» **WHAT IS REQUIRED**
Wherever the string "info" occurs in a line of these records, report that line.

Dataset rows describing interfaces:
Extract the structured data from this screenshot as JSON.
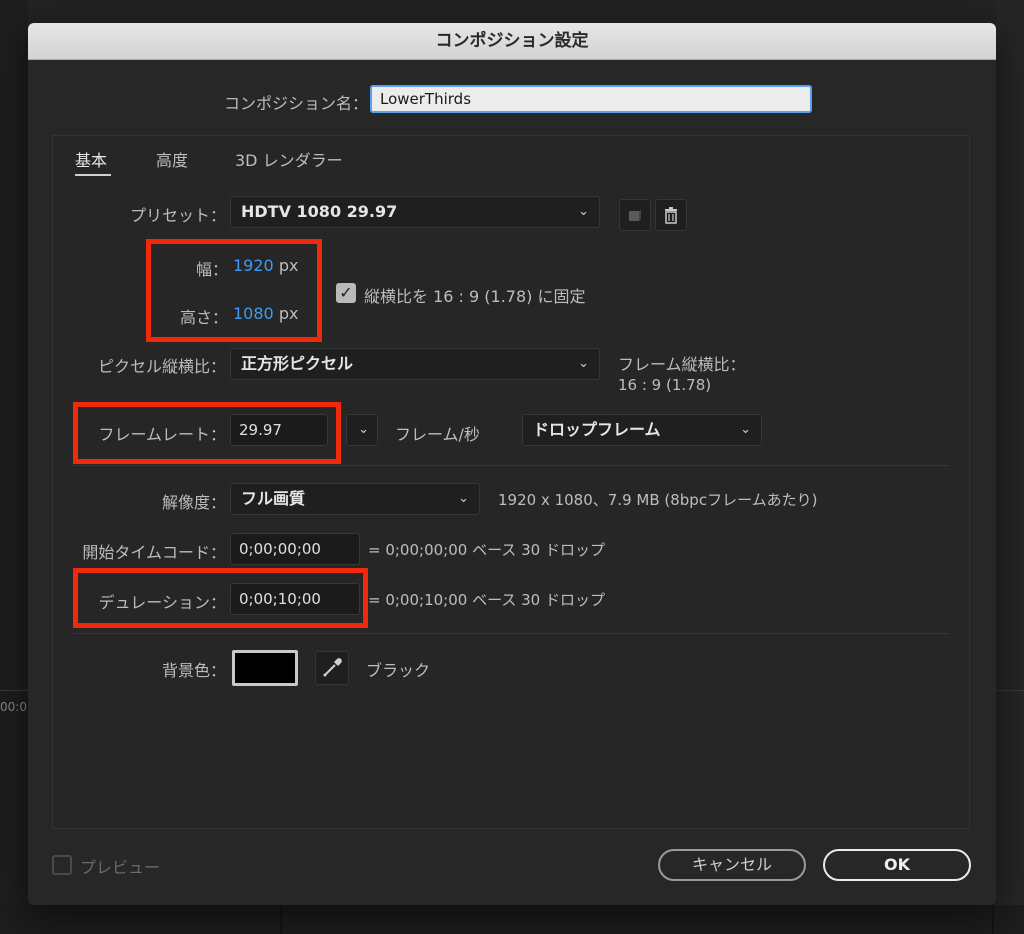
{
  "background": {
    "left_text": "00:0"
  },
  "dialog": {
    "title": "コンポジション設定",
    "name_label": "コンポジション名：",
    "name_value": "LowerThirds",
    "tabs": [
      "基本",
      "高度",
      "3D レンダラー"
    ],
    "preset": {
      "label": "プリセット：",
      "value": "HDTV 1080 29.97"
    },
    "width": {
      "label": "幅：",
      "value": "1920",
      "unit": "px"
    },
    "height": {
      "label": "高さ：",
      "value": "1080",
      "unit": "px"
    },
    "aspect_lock": {
      "checked": true,
      "label": "縦横比を 16 : 9 (1.78) に固定"
    },
    "pixel_aspect": {
      "label": "ピクセル縦横比：",
      "value": "正方形ピクセル"
    },
    "frame_aspect": {
      "label": "フレーム縦横比：",
      "value": "16 : 9 (1.78)"
    },
    "frame_rate": {
      "label": "フレームレート：",
      "value": "29.97",
      "unit": "フレーム/秒",
      "mode": "ドロップフレーム"
    },
    "resolution": {
      "label": "解像度：",
      "value": "フル画質",
      "info": "1920 x 1080、7.9 MB (8bpcフレームあたり)"
    },
    "start_timecode": {
      "label": "開始タイムコード：",
      "value": "0;00;00;00",
      "info": "= 0;00;00;00  ベース 30  ドロップ"
    },
    "duration": {
      "label": "デュレーション：",
      "value": "0;00;10;00",
      "info": "= 0;00;10;00  ベース 30  ドロップ"
    },
    "bg_color": {
      "label": "背景色：",
      "name": "ブラック",
      "swatch": "#000000"
    },
    "preview_label": "プレビュー",
    "cancel_label": "キャンセル",
    "ok_label": "OK"
  },
  "colors": {
    "highlight": "#f0290a",
    "value_blue": "#3d9bf0",
    "focus": "#5aa0f0"
  },
  "icons": [
    "new-preset-icon",
    "trash-icon",
    "chevron-down-icon",
    "checkmark-icon",
    "eyedropper-icon"
  ]
}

» **TASK SOLUTION**
      "info": "1920 x 1080、7.9 MB (8bpcフレームあたり)"
      "info": "= 0;00;00;00  ベース 30  ドロップ"
      "info": "= 0;00;10;00  ベース 30  ドロップ"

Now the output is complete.